- **Task directions**: Copy all records verbatim.

- **App and web page records**:
__________________________________________________

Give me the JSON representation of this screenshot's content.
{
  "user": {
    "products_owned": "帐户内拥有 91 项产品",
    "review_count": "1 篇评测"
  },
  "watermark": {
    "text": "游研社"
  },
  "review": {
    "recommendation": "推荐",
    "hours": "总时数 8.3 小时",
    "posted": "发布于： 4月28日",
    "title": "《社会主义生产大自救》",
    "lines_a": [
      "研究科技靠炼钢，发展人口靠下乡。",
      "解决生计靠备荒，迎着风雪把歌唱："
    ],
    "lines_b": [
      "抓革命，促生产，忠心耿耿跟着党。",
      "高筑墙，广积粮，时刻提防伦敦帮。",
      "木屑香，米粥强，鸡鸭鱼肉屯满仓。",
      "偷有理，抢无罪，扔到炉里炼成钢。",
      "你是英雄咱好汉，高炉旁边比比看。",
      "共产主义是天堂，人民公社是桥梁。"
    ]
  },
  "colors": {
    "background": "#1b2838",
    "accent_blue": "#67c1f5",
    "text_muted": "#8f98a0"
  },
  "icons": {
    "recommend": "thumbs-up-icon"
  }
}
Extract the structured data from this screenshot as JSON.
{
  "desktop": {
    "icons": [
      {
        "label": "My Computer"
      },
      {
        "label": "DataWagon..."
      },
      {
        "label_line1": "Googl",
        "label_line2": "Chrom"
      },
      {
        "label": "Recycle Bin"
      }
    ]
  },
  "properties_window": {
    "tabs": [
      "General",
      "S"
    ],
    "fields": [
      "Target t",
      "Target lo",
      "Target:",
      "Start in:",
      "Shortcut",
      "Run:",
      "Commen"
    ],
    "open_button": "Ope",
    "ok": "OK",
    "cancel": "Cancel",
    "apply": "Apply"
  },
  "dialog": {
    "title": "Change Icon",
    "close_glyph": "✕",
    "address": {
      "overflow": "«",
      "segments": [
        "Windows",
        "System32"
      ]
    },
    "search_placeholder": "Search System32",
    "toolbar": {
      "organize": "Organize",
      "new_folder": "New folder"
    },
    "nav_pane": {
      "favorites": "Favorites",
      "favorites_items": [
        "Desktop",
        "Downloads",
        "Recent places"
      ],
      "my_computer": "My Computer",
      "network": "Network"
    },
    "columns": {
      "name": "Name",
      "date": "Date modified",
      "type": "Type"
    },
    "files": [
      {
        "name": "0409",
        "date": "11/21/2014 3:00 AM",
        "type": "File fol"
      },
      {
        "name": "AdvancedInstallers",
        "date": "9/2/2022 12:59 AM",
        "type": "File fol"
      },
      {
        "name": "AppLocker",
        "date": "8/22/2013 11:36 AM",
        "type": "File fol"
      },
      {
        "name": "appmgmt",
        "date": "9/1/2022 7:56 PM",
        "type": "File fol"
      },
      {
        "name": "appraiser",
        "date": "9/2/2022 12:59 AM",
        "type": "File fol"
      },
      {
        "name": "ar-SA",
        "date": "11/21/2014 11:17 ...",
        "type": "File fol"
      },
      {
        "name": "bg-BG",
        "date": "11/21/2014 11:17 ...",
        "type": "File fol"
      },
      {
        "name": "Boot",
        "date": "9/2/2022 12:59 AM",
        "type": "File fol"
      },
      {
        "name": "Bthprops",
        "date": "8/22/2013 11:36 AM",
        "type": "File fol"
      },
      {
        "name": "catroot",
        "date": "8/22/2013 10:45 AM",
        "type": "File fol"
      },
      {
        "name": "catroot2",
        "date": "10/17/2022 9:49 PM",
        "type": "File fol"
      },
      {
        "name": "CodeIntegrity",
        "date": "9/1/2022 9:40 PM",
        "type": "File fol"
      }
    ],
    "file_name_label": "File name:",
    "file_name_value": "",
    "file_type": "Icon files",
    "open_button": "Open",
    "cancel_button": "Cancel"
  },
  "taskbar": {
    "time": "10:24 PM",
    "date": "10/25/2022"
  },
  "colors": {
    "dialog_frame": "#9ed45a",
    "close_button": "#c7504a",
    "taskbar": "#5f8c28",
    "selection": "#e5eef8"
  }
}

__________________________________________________

- **Response**:
Give me the JSON representation of this screenshot's content.
{
  "user": {
    "products_owned": "帐户内拥有 91 项产品",
    "review_count": "1 篇评测"
  },
  "watermark": {
    "text": "游研社"
  },
  "review": {
    "recommendation": "推荐",
    "hours": "总时数 8.3 小时",
    "posted": "发布于： 4月28日",
    "title": "《社会主义生产大自救》",
    "lines_a": [
      "研究科技靠炼钢，发展人口靠下乡。",
      "解决生计靠备荒，迎着风雪把歌唱："
    ],
    "lines_b": [
      "抓革命，促生产，忠心耿耿跟着党。",
      "高筑墙，广积粮，时刻提防伦敦帮。",
      "木屑香，米粥强，鸡鸭鱼肉屯满仓。",
      "偷有理，抢无罪，扔到炉里炼成钢。",
      "你是英雄咱好汉，高炉旁边比比看。",
      "共产主义是天堂，人民公社是桥梁。"
    ]
  },
  "colors": {
    "background": "#1b2838",
    "accent_blue": "#67c1f5",
    "text_muted": "#8f98a0"
  },
  "icons": {
    "recommend": "thumbs-up-icon"
  }
}
Extract the structured data from this screenshot as JSON.
{
  "desktop": {
    "icons": [
      {
        "label": "My Computer"
      },
      {
        "label": "DataWagon..."
      },
      {
        "label_line1": "Googl",
        "label_line2": "Chrom"
      },
      {
        "label": "Recycle Bin"
      }
    ]
  },
  "properties_window": {
    "tabs": [
      "General",
      "S"
    ],
    "fields": [
      "Target t",
      "Target lo",
      "Target:",
      "Start in:",
      "Shortcut",
      "Run:",
      "Commen"
    ],
    "open_button": "Ope",
    "ok": "OK",
    "cancel": "Cancel",
    "apply": "Apply"
  },
  "dialog": {
    "title": "Change Icon",
    "close_glyph": "✕",
    "address": {
      "overflow": "«",
      "segments": [
        "Windows",
        "System32"
      ]
    },
    "search_placeholder": "Search System32",
    "toolbar": {
      "organize": "Organize",
      "new_folder": "New folder"
    },
    "nav_pane": {
      "favorites": "Favorites",
      "favorites_items": [
        "Desktop",
        "Downloads",
        "Recent places"
      ],
      "my_computer": "My Computer",
      "network": "Network"
    },
    "columns": {
      "name": "Name",
      "date": "Date modified",
      "type": "Type"
    },
    "files": [
      {
        "name": "0409",
        "date": "11/21/2014 3:00 AM",
        "type": "File fol"
      },
      {
        "name": "AdvancedInstallers",
        "date": "9/2/2022 12:59 AM",
        "type": "File fol"
      },
      {
        "name": "AppLocker",
        "date": "8/22/2013 11:36 AM",
        "type": "File fol"
      },
      {
        "name": "appmgmt",
        "date": "9/1/2022 7:56 PM",
        "type": "File fol"
      },
      {
        "name": "appraiser",
        "date": "9/2/2022 12:59 AM",
        "type": "File fol"
      },
      {
        "name": "ar-SA",
        "date": "11/21/2014 11:17 ...",
        "type": "File fol"
      },
      {
        "name": "bg-BG",
        "date": "11/21/2014 11:17 ...",
        "type": "File fol"
      },
      {
        "name": "Boot",
        "date": "9/2/2022 12:59 AM",
        "type": "File fol"
      },
      {
        "name": "Bthprops",
        "date": "8/22/2013 11:36 AM",
        "type": "File fol"
      },
      {
        "name": "catroot",
        "date": "8/22/2013 10:45 AM",
        "type": "File fol"
      },
      {
        "name": "catroot2",
        "date": "10/17/2022 9:49 PM",
        "type": "File fol"
      },
      {
        "name": "CodeIntegrity",
        "date": "9/1/2022 9:40 PM",
        "type": "File fol"
      }
    ],
    "file_name_label": "File name:",
    "file_name_value": "",
    "file_type": "Icon files",
    "open_button": "Open",
    "cancel_button": "Cancel"
  },
  "taskbar": {
    "time": "10:24 PM",
    "date": "10/25/2022"
  },
  "colors": {
    "dialog_frame": "#9ed45a",
    "close_button": "#c7504a",
    "taskbar": "#5f8c28",
    "selection": "#e5eef8"
  }
}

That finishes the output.